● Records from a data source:
============

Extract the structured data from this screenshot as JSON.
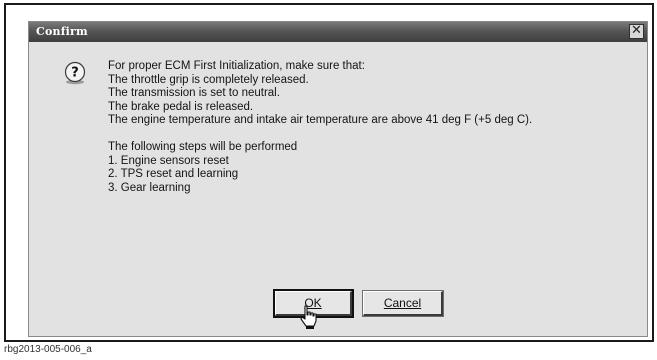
{
  "dialog": {
    "title": "Confirm",
    "close_glyph": "✕",
    "icon": "question-icon",
    "message_lines": [
      "For proper ECM First Initialization, make sure that:",
      "The throttle grip is completely released.",
      "The transmission is set to neutral.",
      "The brake pedal is released.",
      "The engine temperature and intake air temperature are above 41 deg F (+5 deg C)."
    ],
    "steps_lines": [
      "The following steps will be performed",
      "1. Engine sensors reset",
      "2. TPS reset and learning",
      "3. Gear learning"
    ],
    "buttons": {
      "ok": "OK",
      "cancel": "Cancel"
    }
  },
  "caption": "rbg2013-005-006_a",
  "colors": {
    "titlebar": "#555555",
    "dialog_bg": "#e2e2e2",
    "frame_border": "#1a1a1a"
  }
}
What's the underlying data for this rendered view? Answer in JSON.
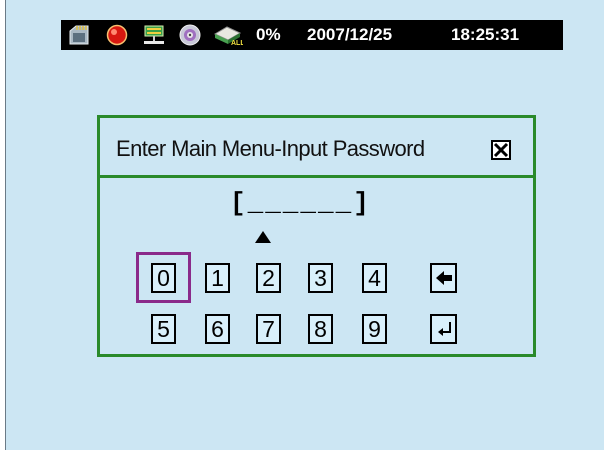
{
  "status_bar": {
    "icons": [
      "memory-card-icon",
      "record-icon",
      "network-icon",
      "disc-icon",
      "hdd-alarm-icon"
    ],
    "percent": "0%",
    "date": "2007/12/25",
    "time": "18:25:31"
  },
  "dialog": {
    "title": "Enter Main Menu-Input Password",
    "password_mask": "[______]",
    "selected_key": "0",
    "keys_row1": [
      "0",
      "1",
      "2",
      "3",
      "4"
    ],
    "keys_row2": [
      "5",
      "6",
      "7",
      "8",
      "9"
    ],
    "backspace_icon": "left-arrow-icon",
    "enter_icon": "enter-return-icon"
  },
  "colors": {
    "screen_bg": "#cce6f3",
    "dialog_border": "#2a8a2a",
    "selection": "#8a2a8a",
    "status_bg": "#000000"
  }
}
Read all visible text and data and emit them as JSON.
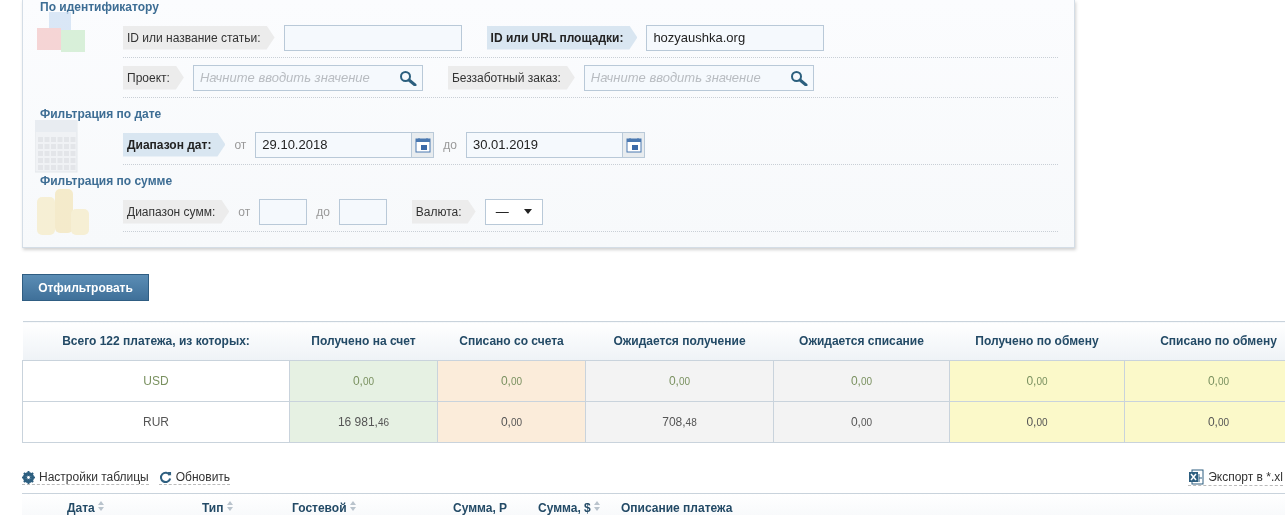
{
  "filter_panel": {
    "sections": [
      {
        "title": "По идентификатору",
        "rows": [
          [
            {
              "kind": "input",
              "label": "ID или название статьи:",
              "highlighted": false
            },
            {
              "kind": "input",
              "label": "ID или URL площадки:",
              "highlighted": true,
              "value": "hozyaushka.org"
            }
          ],
          [
            {
              "kind": "search",
              "label": "Проект:",
              "highlighted": false,
              "placeholder": "Начните вводить значение"
            },
            {
              "kind": "search",
              "label": "Беззаботный заказ:",
              "highlighted": false,
              "placeholder": "Начните вводить значение"
            }
          ]
        ]
      },
      {
        "title": "Фильтрация по дате",
        "rows": [
          [
            {
              "kind": "date_range",
              "label": "Диапазон дат:",
              "highlighted": true,
              "from_label": "от",
              "from": "29.10.2018",
              "to_label": "до",
              "to": "30.01.2019"
            }
          ]
        ]
      },
      {
        "title": "Фильтрация по сумме",
        "rows": [
          [
            {
              "kind": "amount_range",
              "label": "Диапазон сумм:",
              "highlighted": false,
              "from_label": "от",
              "to_label": "до"
            },
            {
              "kind": "select",
              "label": "Валюта:",
              "highlighted": false,
              "value": "—"
            }
          ]
        ]
      }
    ]
  },
  "filter_button": "Отфильтровать",
  "summary": {
    "columns": [
      {
        "label": "Всего 122 платежа, из которых:"
      },
      {
        "label": "Получено на счет",
        "color": "#e6f1e3"
      },
      {
        "label": "Списано со счета",
        "color": "#fbecda"
      },
      {
        "label": "Ожидается получение",
        "color": "#f3f3f3"
      },
      {
        "label": "Ожидается списание",
        "color": "#f3f3f3"
      },
      {
        "label": "Получено по обмену",
        "color": "#fbf9c9"
      },
      {
        "label": "Списано по обмену",
        "color": "#fbf9c9"
      }
    ],
    "rows": [
      {
        "currency": "USD",
        "color": "#7a9160",
        "values": [
          {
            "whole": "0,",
            "fraction": "00"
          },
          {
            "whole": "0,",
            "fraction": "00"
          },
          {
            "whole": "0,",
            "fraction": "00"
          },
          {
            "whole": "0,",
            "fraction": "00"
          },
          {
            "whole": "0,",
            "fraction": "00"
          },
          {
            "whole": "0,",
            "fraction": "00"
          }
        ]
      },
      {
        "currency": "RUR",
        "color": "#555555",
        "values": [
          {
            "whole": "16 981,",
            "fraction": "46"
          },
          {
            "whole": "0,",
            "fraction": "00"
          },
          {
            "whole": "708,",
            "fraction": "48"
          },
          {
            "whole": "0,",
            "fraction": "00"
          },
          {
            "whole": "0,",
            "fraction": "00"
          },
          {
            "whole": "0,",
            "fraction": "00"
          }
        ]
      }
    ]
  },
  "toolbar": {
    "settings": "Настройки таблицы",
    "refresh": "Обновить",
    "export": "Экспорт в *.xl"
  },
  "payments_table": {
    "columns": [
      {
        "label": "Дата",
        "sortable": true
      },
      {
        "label": "Тип",
        "sortable": true
      },
      {
        "label": "Гостевой",
        "sortable": true
      },
      {
        "label": "Сумма, Р",
        "sortable": false
      },
      {
        "label": "Сумма, $",
        "sortable": true
      },
      {
        "label": "Описание платежа",
        "sortable": false
      }
    ]
  }
}
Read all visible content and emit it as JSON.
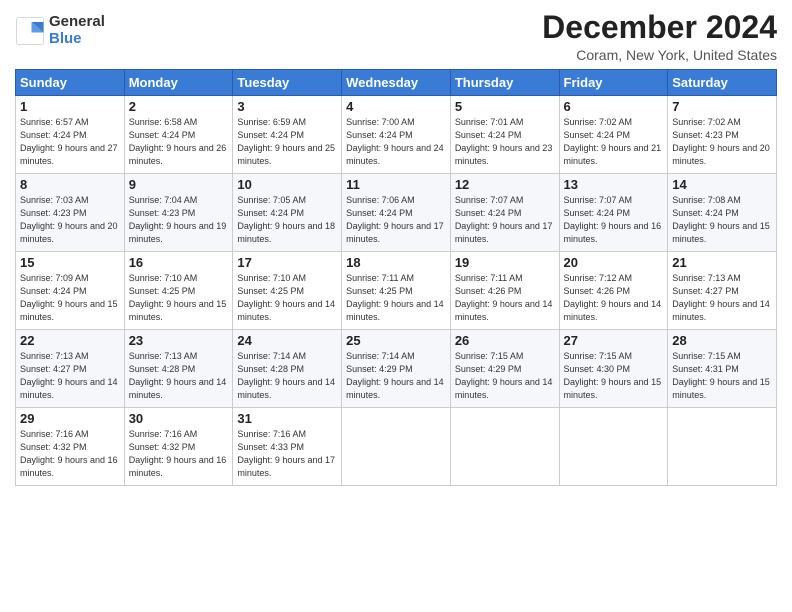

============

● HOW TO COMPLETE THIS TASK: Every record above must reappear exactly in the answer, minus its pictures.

● SOLUTION TO THE PROBLEM:
Extract the structured data from this screenshot as JSON.
{
  "dialog": {
    "title": "Confirm",
    "close_glyph": "✕",
    "icon": "question-icon",
    "message_lines": [
      "For proper ECM First Initialization, make sure that:",
      "The throttle grip is completely released.",
      "The transmission is set to neutral.",
      "The brake pedal is released.",
      "The engine temperature and intake air temperature are above 41 deg F (+5 deg C)."
    ],
    "steps_lines": [
      "The following steps will be performed",
      "1. Engine sensors reset",
      "2. TPS reset and learning",
      "3. Gear learning"
    ],
    "buttons": {
      "ok": "OK",
      "cancel": "Cancel"
    }
  },
  "caption": "rbg2013-005-006_a",
  "colors": {
    "titlebar": "#555555",
    "dialog_bg": "#e2e2e2",
    "frame_border": "#1a1a1a"
  }
}
What's the underlying data for this rendered view? Answer in JSON.
{
  "status_bar": {
    "icons": [
      "memory-card-icon",
      "record-icon",
      "network-icon",
      "disc-icon",
      "hdd-alarm-icon"
    ],
    "percent": "0%",
    "date": "2007/12/25",
    "time": "18:25:31"
  },
  "dialog": {
    "title": "Enter Main Menu-Input Password",
    "password_mask": "[______]",
    "selected_key": "0",
    "keys_row1": [
      "0",
      "1",
      "2",
      "3",
      "4"
    ],
    "keys_row2": [
      "5",
      "6",
      "7",
      "8",
      "9"
    ],
    "backspace_icon": "left-arrow-icon",
    "enter_icon": "enter-return-icon"
  },
  "colors": {
    "screen_bg": "#cce6f3",
    "dialog_border": "#2a8a2a",
    "selection": "#8a2a8a",
    "status_bg": "#000000"
  }
}
Read all visible text and data and emit them as JSON.
{
  "filter_panel": {
    "sections": [
      {
        "title": "По идентификатору",
        "rows": [
          [
            {
              "kind": "input",
              "label": "ID или название статьи:",
              "highlighted": false
            },
            {
              "kind": "input",
              "label": "ID или URL площадки:",
              "highlighted": true,
              "value": "hozyaushka.org"
            }
          ],
          [
            {
              "kind": "search",
              "label": "Проект:",
              "highlighted": false,
              "placeholder": "Начните вводить значение"
            },
            {
              "kind": "search",
              "label": "Беззаботный заказ:",
              "highlighted": false,
              "placeholder": "Начните вводить значение"
            }
          ]
        ]
      },
      {
        "title": "Фильтрация по дате",
        "rows": [
          [
            {
              "kind": "date_range",
              "label": "Диапазон дат:",
              "highlighted": true,
              "from_label": "от",
              "from": "29.10.2018",
              "to_label": "до",
              "to": "30.01.2019"
            }
          ]
        ]
      },
      {
        "title": "Фильтрация по сумме",
        "rows": [
          [
            {
              "kind": "amount_range",
              "label": "Диапазон сумм:",
              "highlighted": false,
              "from_label": "от",
              "to_label": "до"
            },
            {
              "kind": "select",
              "label": "Валюта:",
              "highlighted": false,
              "value": "—"
            }
          ]
        ]
      }
    ]
  },
  "filter_button": "Отфильтровать",
  "summary": {
    "columns": [
      {
        "label": "Всего 122 платежа, из которых:"
      },
      {
        "label": "Получено на счет",
        "color": "#e6f1e3"
      },
      {
        "label": "Списано со счета",
        "color": "#fbecda"
      },
      {
        "label": "Ожидается получение",
        "color": "#f3f3f3"
      },
      {
        "label": "Ожидается списание",
        "color": "#f3f3f3"
      },
      {
        "label": "Получено по обмену",
        "color": "#fbf9c9"
      },
      {
        "label": "Списано по обмену",
        "color": "#fbf9c9"
      }
    ],
    "rows": [
      {
        "currency": "USD",
        "color": "#7a9160",
        "values": [
          {
            "whole": "0,",
            "fraction": "00"
          },
          {
            "whole": "0,",
            "fraction": "00"
          },
          {
            "whole": "0,",
            "fraction": "00"
          },
          {
            "whole": "0,",
            "fraction": "00"
          },
          {
            "whole": "0,",
            "fraction": "00"
          },
          {
            "whole": "0,",
            "fraction": "00"
          }
        ]
      },
      {
        "currency": "RUR",
        "color": "#555555",
        "values": [
          {
            "whole": "16 981,",
            "fraction": "46"
          },
          {
            "whole": "0,",
            "fraction": "00"
          },
          {
            "whole": "708,",
            "fraction": "48"
          },
          {
            "whole": "0,",
            "fraction": "00"
          },
          {
            "whole": "0,",
            "fraction": "00"
          },
          {
            "whole": "0,",
            "fraction": "00"
          }
        ]
      }
    ]
  },
  "toolbar": {
    "settings": "Настройки таблицы",
    "refresh": "Обновить",
    "export": "Экспорт в *.xl"
  },
  "payments_table": {
    "columns": [
      {
        "label": "Дата",
        "sortable": true
      },
      {
        "label": "Тип",
        "sortable": true
      },
      {
        "label": "Гостевой",
        "sortable": true
      },
      {
        "label": "Сумма, Р",
        "sortable": false
      },
      {
        "label": "Сумма, $",
        "sortable": true
      },
      {
        "label": "Описание платежа",
        "sortable": false
      }
    ]
  }
}
Read all visible content and emit it as JSON.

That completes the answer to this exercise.